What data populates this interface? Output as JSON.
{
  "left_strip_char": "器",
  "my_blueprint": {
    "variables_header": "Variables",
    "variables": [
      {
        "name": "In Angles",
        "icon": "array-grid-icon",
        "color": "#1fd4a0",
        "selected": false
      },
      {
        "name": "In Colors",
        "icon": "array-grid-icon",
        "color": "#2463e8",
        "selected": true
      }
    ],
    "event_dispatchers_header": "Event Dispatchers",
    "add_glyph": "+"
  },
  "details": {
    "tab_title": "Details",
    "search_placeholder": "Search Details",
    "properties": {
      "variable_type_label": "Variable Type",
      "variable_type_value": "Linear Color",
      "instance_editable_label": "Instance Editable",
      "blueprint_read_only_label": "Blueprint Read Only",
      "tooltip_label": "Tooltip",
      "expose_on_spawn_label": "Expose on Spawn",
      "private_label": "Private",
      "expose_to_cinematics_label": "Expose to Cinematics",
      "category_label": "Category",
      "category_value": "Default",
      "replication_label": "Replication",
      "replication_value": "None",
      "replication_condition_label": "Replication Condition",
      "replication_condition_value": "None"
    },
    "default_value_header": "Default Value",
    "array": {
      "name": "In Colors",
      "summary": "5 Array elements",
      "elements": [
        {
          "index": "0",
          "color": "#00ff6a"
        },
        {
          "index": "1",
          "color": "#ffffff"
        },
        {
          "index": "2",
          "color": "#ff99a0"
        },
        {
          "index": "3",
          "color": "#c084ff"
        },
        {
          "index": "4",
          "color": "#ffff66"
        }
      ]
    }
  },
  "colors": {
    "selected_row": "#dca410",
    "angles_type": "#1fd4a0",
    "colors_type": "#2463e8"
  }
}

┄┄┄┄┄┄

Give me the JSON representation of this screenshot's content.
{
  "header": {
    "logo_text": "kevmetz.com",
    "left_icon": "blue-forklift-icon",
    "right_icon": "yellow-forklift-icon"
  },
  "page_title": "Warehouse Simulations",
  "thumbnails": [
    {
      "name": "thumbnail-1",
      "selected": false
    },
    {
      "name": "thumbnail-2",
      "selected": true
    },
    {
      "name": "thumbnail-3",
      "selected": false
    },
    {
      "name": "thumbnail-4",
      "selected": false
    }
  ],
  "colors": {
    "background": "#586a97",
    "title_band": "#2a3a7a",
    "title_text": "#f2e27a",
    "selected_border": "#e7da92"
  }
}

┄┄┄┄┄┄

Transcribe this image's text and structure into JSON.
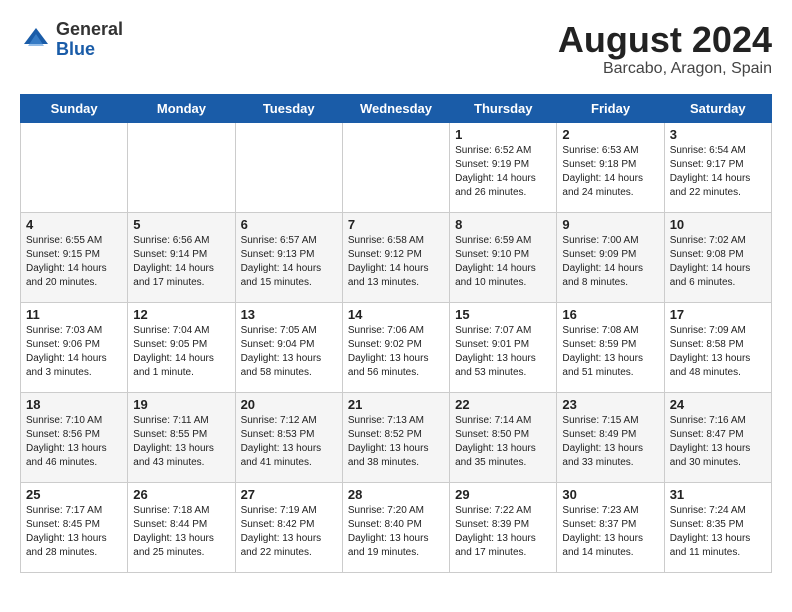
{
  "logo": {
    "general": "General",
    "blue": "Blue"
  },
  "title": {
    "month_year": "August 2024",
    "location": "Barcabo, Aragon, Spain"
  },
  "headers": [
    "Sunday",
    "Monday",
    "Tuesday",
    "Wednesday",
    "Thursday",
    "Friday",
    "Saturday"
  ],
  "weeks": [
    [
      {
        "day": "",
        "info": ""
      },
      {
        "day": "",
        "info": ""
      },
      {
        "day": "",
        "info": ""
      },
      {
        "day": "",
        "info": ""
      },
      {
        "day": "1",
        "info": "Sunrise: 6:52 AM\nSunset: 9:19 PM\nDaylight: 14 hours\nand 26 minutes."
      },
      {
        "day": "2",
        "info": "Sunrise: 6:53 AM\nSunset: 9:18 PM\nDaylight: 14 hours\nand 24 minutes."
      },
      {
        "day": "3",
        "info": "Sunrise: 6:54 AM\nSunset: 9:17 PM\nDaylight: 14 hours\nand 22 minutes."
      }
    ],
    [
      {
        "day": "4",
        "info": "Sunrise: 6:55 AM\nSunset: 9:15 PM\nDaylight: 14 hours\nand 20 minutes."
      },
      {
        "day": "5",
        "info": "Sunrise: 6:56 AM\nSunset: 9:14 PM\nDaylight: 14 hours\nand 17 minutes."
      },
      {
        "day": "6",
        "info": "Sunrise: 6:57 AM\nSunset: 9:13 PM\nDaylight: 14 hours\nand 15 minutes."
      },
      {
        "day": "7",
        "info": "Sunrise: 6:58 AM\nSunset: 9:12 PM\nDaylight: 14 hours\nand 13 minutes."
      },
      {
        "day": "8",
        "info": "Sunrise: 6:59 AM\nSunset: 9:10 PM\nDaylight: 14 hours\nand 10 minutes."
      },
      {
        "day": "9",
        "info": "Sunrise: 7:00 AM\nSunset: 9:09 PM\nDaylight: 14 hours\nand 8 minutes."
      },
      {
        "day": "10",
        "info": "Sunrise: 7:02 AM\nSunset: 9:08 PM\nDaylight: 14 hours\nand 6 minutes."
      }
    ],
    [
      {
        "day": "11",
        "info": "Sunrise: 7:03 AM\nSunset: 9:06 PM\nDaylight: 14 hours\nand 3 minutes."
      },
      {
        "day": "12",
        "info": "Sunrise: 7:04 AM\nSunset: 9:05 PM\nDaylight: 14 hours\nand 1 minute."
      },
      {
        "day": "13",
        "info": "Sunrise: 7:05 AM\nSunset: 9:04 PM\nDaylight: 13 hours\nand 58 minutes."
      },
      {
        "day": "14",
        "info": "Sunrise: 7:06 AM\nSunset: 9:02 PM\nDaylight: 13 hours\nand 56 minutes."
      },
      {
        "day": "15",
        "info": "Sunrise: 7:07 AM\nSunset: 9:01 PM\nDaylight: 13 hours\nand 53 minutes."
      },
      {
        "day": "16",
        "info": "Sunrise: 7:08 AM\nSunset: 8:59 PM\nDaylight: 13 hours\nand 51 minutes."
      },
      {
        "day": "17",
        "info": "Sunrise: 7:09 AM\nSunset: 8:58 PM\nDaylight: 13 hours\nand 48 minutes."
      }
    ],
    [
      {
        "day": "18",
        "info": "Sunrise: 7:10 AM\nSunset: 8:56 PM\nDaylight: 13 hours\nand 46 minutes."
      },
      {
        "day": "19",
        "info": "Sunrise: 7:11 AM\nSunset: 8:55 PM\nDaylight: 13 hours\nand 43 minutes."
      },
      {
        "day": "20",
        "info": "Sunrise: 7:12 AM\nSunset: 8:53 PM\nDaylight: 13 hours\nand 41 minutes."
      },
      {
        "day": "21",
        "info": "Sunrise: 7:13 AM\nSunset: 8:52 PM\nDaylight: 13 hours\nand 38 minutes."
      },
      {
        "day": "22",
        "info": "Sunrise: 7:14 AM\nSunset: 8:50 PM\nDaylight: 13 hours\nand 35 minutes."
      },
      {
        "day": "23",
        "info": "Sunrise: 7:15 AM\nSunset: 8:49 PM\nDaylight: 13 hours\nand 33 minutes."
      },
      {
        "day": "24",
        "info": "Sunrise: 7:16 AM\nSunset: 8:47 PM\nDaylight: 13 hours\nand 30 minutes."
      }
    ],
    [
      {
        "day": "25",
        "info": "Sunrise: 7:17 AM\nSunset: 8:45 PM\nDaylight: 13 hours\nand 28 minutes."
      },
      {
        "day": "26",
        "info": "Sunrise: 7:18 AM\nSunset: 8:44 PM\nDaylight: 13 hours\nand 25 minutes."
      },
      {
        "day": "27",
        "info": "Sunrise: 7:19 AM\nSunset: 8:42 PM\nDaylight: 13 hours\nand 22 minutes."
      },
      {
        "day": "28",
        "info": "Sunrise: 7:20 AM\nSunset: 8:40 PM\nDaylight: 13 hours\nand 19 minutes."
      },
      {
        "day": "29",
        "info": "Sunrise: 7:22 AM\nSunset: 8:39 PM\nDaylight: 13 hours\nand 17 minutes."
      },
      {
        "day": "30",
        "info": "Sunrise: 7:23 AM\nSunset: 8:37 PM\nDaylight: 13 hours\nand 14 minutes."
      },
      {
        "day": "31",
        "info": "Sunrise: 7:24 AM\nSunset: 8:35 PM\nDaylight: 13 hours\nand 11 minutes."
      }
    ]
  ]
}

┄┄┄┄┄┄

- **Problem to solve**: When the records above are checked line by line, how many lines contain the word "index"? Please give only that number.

- **Response area**: 5